___ RECORDS TO USE ___

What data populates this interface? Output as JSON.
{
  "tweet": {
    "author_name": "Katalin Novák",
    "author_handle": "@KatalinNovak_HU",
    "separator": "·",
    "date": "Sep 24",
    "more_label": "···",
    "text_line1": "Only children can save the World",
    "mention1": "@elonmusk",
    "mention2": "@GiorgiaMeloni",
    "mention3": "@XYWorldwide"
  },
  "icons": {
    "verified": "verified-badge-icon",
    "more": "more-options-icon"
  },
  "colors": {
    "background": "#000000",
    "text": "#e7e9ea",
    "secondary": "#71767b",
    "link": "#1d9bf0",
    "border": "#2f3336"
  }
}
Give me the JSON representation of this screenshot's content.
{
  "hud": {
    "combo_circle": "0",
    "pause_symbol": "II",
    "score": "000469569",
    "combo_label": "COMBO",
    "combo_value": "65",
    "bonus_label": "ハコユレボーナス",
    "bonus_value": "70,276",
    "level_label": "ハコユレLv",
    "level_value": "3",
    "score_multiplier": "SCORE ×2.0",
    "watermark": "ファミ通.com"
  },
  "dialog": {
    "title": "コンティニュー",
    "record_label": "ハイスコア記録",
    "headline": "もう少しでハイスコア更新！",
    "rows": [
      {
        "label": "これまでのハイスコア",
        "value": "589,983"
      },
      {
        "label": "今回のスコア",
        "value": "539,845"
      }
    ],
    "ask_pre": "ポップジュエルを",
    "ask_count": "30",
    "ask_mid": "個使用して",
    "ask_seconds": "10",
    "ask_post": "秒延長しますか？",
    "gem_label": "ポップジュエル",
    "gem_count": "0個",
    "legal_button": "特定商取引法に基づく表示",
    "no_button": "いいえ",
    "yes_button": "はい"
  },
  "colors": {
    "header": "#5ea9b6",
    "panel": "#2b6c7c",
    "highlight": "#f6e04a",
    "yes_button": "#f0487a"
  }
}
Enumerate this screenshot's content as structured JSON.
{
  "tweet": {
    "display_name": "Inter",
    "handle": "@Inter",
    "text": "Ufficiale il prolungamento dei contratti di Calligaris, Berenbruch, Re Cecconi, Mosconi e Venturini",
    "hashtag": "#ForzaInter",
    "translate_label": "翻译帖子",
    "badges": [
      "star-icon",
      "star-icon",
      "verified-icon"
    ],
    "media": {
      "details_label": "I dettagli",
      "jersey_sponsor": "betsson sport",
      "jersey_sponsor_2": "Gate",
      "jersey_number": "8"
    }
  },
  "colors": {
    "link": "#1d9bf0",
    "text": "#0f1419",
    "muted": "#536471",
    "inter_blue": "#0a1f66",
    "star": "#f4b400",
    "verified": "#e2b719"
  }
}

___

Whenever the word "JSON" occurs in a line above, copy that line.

• EXPECTED OUTPUT:
What data populates this interface? Output as JSON.
Give me the JSON representation of this screenshot's content.
Enumerate this screenshot's content as structured JSON.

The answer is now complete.